At this point the crowd was getting restless. As it is they were not the best of audiences( just the barest of polite laughter at the jokes) and they were not getting their money's worth. I could not help feeling that there would have been much more enthusiasm at a Hillary reception. Maybe it was based on my experiences from the exhausting primary season, maybe it was the month-long barrage of unanswered attacks from the McCain campaign, but even though everyone I spoke to assured me they were big Obama supporters, I felt that the atmosphere could be summed up by one word – resignation( Kya karen, Democrat ke liye to vote karna hi padega). Poor Steve Westly ran out talking points as we waited for Senator O and started resorting to stand-up comedy- it brought the first genuine laughter of the afternoon in the crowd.
Eventually, flanked by Secret Service, Senator Obama made an appearance.

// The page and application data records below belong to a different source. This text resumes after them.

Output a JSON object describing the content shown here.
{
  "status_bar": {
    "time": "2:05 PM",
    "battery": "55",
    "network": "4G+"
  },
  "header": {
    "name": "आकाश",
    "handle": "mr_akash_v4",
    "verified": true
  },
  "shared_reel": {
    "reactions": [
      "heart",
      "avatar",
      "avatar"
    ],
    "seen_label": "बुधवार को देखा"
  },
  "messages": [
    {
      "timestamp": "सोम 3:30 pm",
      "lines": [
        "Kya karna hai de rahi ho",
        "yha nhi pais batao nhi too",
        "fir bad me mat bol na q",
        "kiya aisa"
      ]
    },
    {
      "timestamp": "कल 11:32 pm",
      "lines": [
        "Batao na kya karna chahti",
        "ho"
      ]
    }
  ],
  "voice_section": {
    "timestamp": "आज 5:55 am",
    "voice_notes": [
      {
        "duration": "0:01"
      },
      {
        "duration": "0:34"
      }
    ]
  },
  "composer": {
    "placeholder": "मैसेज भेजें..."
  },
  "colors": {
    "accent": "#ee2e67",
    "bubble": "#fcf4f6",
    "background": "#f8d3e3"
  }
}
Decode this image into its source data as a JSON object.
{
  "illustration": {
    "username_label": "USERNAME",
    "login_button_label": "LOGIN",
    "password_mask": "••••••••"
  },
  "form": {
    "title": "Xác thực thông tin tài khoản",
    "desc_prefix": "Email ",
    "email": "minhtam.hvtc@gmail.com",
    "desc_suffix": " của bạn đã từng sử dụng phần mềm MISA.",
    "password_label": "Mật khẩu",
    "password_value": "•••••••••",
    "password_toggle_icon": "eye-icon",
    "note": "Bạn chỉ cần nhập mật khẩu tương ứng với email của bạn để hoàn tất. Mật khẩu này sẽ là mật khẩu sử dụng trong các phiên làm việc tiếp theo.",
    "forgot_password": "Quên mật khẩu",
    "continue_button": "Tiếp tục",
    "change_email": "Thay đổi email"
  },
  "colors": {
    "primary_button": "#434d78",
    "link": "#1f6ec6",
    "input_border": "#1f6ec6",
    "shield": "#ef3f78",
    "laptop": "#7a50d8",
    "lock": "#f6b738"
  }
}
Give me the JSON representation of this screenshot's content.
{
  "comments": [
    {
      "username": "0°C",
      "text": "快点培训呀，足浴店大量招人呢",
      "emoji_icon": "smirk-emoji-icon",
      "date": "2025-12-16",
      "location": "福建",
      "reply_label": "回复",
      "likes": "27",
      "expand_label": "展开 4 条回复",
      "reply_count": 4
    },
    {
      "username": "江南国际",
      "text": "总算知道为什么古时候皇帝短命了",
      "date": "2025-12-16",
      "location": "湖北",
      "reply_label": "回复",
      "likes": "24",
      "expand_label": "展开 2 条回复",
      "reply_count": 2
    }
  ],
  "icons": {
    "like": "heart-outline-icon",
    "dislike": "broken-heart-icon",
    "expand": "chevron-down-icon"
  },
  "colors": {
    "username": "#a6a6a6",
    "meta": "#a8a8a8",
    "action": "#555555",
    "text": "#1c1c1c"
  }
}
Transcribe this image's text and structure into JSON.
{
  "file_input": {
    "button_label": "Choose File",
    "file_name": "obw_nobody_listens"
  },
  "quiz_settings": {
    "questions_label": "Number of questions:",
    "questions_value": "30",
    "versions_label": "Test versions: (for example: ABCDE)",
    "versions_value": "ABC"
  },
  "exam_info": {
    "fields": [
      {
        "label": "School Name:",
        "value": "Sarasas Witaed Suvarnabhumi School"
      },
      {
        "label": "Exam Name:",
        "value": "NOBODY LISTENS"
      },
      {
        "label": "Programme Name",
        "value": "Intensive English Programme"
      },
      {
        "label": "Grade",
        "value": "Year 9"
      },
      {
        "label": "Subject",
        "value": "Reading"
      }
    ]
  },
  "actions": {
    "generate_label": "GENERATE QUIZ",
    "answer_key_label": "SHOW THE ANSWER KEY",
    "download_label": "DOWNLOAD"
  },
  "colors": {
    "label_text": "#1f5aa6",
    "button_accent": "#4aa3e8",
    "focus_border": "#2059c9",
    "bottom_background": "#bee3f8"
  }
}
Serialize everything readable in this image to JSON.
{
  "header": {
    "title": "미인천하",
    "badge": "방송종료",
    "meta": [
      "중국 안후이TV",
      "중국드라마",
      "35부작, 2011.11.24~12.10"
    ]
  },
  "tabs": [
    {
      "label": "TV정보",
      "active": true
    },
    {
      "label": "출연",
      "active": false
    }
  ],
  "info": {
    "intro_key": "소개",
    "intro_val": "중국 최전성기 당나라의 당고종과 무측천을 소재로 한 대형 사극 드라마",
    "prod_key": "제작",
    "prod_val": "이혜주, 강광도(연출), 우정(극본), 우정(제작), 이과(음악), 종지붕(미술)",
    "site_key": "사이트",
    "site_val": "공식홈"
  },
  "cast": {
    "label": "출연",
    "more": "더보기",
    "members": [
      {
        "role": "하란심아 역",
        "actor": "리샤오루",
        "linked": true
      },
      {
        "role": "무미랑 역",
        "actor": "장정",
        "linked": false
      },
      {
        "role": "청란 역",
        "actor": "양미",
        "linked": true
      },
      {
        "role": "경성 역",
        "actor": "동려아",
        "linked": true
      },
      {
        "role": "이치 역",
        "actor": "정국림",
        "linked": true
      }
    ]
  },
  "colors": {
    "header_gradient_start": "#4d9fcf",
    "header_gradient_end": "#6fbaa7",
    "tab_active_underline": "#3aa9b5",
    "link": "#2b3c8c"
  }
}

In the sea of brown he looked very much at home. He flashed his brilliant smile a few times and then got up the podium to speak. He began with a joke about his days in Occidental college with Desi roommates (and how he had become an honorary 'Desi' ). In his dorm, he said with a smile, “Indians and Pakistanis came together..to cause havoc in the university!” He also said he had become quite the expert in cooking dal. An abbreviated stump speech followed.
Barack Obama's voice, not in oratory mode, is calm and lulling – I was actually getting irritated that he treats most speeches like conversations, or maybe I've heard it all before. He didn't take any q & a's but one enterprising Sardarji shouted out "You be hard on McCain,ok?".
After the speech he circulated a little bit. I managed to squeeze up front and shake his hand, but I could tell that he is not a true-blue politician. He can't fake the sincerity some seasoned pols have when they look into your eyes and assure you that you are the most important person in the world in that moment. He's more like a professor who just wants to get on with his job and realizes he has to do some of this stuff to get to it. He looked distracted throughout, and I later found out he was nursing a cold.
I remember being more impressed with John Edwards in a 25-dollar fundraiser 10 months ago, (not that that turned out to be good indicator of character) but it seems to me that unless Obama ups his people skills a bit, he might have a real problem connecting in intimate settings like debates. From all accounts McCain turned in a much better populist performance at Rick Warren's Faith Forum and if Obama is gambling that the average American voter wants somebody who actually makes sense as opposed to someone who'll tell them what they want to hear, he is gambling like Kerry did 4 years ago. (Ugh!)
I left before the second event. Outside, the crowd of supporters had swelled with much more raucous enthusiasm than at the pricey events inside. That’s the kind of hooting and cheering I was expecting at the $2300 fund raiser but I guess a sense of decorum and a feeling of nostalgia for the Clinton years kept the emotions well buttoned up.
Since then, the hard-hitting attacks by Barack Obama on John McCain’s ‘Country Club Economics’ have cheered me up considerably and I feel much more confident about the fighting abilities of the man who ( I hope) will be the next President of the United States. I can’t help feeling that had the fund raiser been this Sunday instead of the last, I would have seen a completely different dynamic in the room.